That year, Dr. Michele Junger began her Summer internship which continued on into December. In 2009, Carol Smith became our new Oral Health Prevention Program director, with Dr. Jorge Bernal and Dixianne Parker, RDH, MEd completing the state team shortly thereafter. We’ve welcomed many a new face and said “farewell” to some as well.

We’ve seen the “revival” of the Georgia Oral Health Coalition, the 3rd grade and Head Start surveys, cuts to funding, and the Georgia Board of Dentistry clarification regarding supervision of PH RDHs. August will celebrate our 2nd Oral Health Summit!

It is with thankfulness that the newsletter has been apart of it all. The newsletter was created to help bring us all together as a family of providers and friends with the same vision and goals, as an instrument for sharing our success stories, and as a source for learning.

Click here to download the Georgia Smiles Spring 2012 Newsletter.

Georgia Smiles for School Nurses

April and May have many observances for children's health and wellbeing. Just a few include National Facial Safety Month, National Child Abuse Prevention Month, National Save Kids Week, Sports Eye Safety Awareness Month, Better Hearing and Speech Month, National Asthma and Allergy Month, Child’s Mental Health Awareness Week, and Heat Safety Awareness Day.

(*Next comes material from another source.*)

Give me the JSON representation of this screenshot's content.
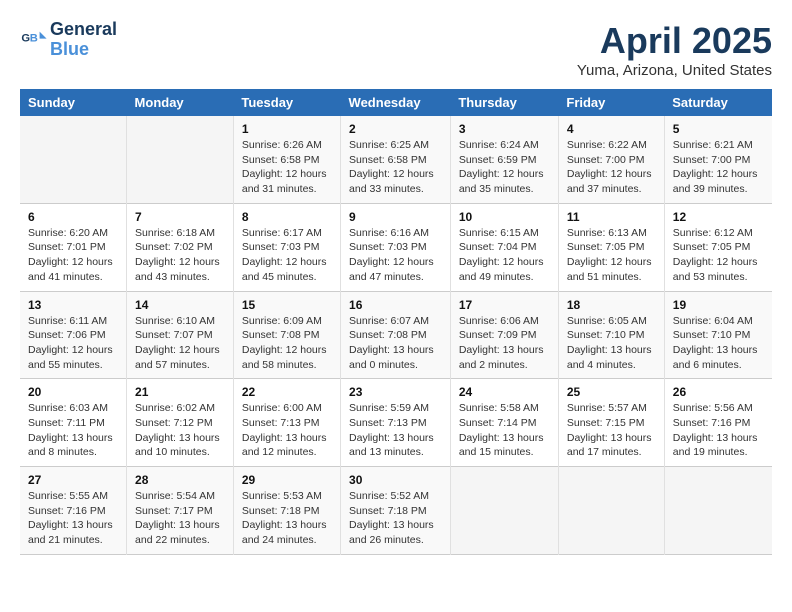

More than 3.5 million children and adolescents suffer sports-related injuries every year. Although, most of these injuries will be minor sprains or strains, others will be more severe injuries including heat-related illnesses and concussions. Many can be prevented or lessened by wearing helmets and mouthguards, even for sports you might not consider dangerous. These protective items are now being recommended for both male and female sports activities.

According to the National Youth Sports Foundation for the Prevention of Athletic Injuries, Inc., the most common orofacial injury from sports is dental-related. Mouth guards help prevent an estimate of over 200,000 injuries a year. Tooth loss and avulsions where the teeth have not been preserved properly or replanted may result in a lifetime of dental problems, possibly costing $10,000 to $15,000 a tooth. Periodontal disease may result.

Keeping our children safe and healthy, and teaching them how to do the same, includes providing protection from possible face and head injuries especially now that Spring is here Safe Smiles are Happy Smiles!

Click here to download the Georgia Smiles for School Nurses Spring 2012 Newsletter.

School Nurse Pocket Guide

This PDF includes document screening results in the student health record, as well as the parent/guardian letter that goes home. Remember: if in doubt, refer to a dentist sooner rather than later.